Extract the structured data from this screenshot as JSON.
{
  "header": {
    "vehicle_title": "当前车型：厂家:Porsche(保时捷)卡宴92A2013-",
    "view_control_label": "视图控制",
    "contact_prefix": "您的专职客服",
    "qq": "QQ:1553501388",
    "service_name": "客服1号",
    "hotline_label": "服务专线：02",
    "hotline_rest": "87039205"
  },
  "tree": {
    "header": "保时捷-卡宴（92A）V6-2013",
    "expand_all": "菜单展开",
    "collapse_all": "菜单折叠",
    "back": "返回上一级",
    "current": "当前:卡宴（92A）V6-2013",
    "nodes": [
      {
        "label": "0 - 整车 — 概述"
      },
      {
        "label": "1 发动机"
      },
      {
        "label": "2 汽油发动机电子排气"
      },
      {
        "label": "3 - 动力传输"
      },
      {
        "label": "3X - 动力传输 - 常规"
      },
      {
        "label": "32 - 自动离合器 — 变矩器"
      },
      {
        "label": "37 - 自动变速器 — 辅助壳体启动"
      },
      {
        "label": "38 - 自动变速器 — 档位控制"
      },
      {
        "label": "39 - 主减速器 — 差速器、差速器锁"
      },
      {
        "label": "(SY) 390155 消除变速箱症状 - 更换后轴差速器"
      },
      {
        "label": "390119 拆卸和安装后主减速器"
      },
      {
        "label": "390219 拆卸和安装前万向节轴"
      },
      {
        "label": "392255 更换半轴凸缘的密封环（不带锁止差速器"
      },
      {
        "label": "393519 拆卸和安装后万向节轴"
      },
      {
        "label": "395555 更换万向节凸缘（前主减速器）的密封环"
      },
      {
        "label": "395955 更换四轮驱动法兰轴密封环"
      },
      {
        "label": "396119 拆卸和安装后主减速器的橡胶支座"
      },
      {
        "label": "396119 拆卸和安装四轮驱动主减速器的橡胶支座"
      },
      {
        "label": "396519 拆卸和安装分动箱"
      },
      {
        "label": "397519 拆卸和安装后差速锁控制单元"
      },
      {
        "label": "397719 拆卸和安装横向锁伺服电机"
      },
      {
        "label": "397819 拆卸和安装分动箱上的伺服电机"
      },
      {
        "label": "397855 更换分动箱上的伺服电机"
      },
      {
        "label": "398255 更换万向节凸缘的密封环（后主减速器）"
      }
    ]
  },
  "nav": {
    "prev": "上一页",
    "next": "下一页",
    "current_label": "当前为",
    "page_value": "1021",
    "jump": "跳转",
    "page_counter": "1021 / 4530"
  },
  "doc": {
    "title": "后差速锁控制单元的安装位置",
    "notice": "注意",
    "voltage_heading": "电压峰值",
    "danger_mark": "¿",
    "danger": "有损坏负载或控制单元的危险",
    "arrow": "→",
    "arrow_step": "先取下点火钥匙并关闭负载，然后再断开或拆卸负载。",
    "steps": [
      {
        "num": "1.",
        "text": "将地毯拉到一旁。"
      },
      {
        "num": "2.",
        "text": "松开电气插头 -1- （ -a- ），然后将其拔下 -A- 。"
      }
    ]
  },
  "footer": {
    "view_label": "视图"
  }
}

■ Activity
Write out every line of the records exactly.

■ Output for this task
Extract the structured data from this screenshot as JSON.
{
  "header": {
    "vehicle_title": "当前车型：厂家:Porsche(保时捷)卡宴92A2013-",
    "view_control_label": "视图控制",
    "contact_prefix": "您的专职客服",
    "qq": "QQ:1553501388",
    "service_name": "客服1号",
    "hotline_label": "服务专线：02",
    "hotline_rest": "87039205"
  },
  "tree": {
    "header": "保时捷-卡宴（92A）V6-2013",
    "expand_all": "菜单展开",
    "collapse_all": "菜单折叠",
    "back": "返回上一级",
    "current": "当前:卡宴（92A）V6-2013",
    "nodes": [
      {
        "label": "0 - 整车 — 概述"
      },
      {
        "label": "1 发动机"
      },
      {
        "label": "2 汽油发动机电子排气"
      },
      {
        "label": "3 - 动力传输"
      },
      {
        "label": "3X - 动力传输 - 常规"
      },
      {
        "label": "32 - 自动离合器 — 变矩器"
      },
      {
        "label": "37 - 自动变速器 — 辅助壳体启动"
      },
      {
        "label": "38 - 自动变速器 — 档位控制"
      },
      {
        "label": "39 - 主减速器 — 差速器、差速器锁"
      },
      {
        "label": "(SY) 390155 消除变速箱症状 - 更换后轴差速器"
      },
      {
        "label": "390119 拆卸和安装后主减速器"
      },
      {
        "label": "390219 拆卸和安装前万向节轴"
      },
      {
        "label": "392255 更换半轴凸缘的密封环（不带锁止差速器"
      },
      {
        "label": "393519 拆卸和安装后万向节轴"
      },
      {
        "label": "395555 更换万向节凸缘（前主减速器）的密封环"
      },
      {
        "label": "395955 更换四轮驱动法兰轴密封环"
      },
      {
        "label": "396119 拆卸和安装后主减速器的橡胶支座"
      },
      {
        "label": "396119 拆卸和安装四轮驱动主减速器的橡胶支座"
      },
      {
        "label": "396519 拆卸和安装分动箱"
      },
      {
        "label": "397519 拆卸和安装后差速锁控制单元"
      },
      {
        "label": "397719 拆卸和安装横向锁伺服电机"
      },
      {
        "label": "397819 拆卸和安装分动箱上的伺服电机"
      },
      {
        "label": "397855 更换分动箱上的伺服电机"
      },
      {
        "label": "398255 更换万向节凸缘的密封环（后主减速器）"
      }
    ]
  },
  "nav": {
    "prev": "上一页",
    "next": "下一页",
    "current_label": "当前为",
    "page_value": "1021",
    "jump": "跳转",
    "page_counter": "1021 / 4530"
  },
  "doc": {
    "title": "后差速锁控制单元的安装位置",
    "notice": "注意",
    "voltage_heading": "电压峰值",
    "danger_mark": "¿",
    "danger": "有损坏负载或控制单元的危险",
    "arrow": "→",
    "arrow_step": "先取下点火钥匙并关闭负载，然后再断开或拆卸负载。",
    "steps": [
      {
        "num": "1.",
        "text": "将地毯拉到一旁。"
      },
      {
        "num": "2.",
        "text": "松开电气插头 -1- （ -a- ），然后将其拔下 -A- 。"
      }
    ]
  },
  "footer": {
    "view_label": "视图"
  }
}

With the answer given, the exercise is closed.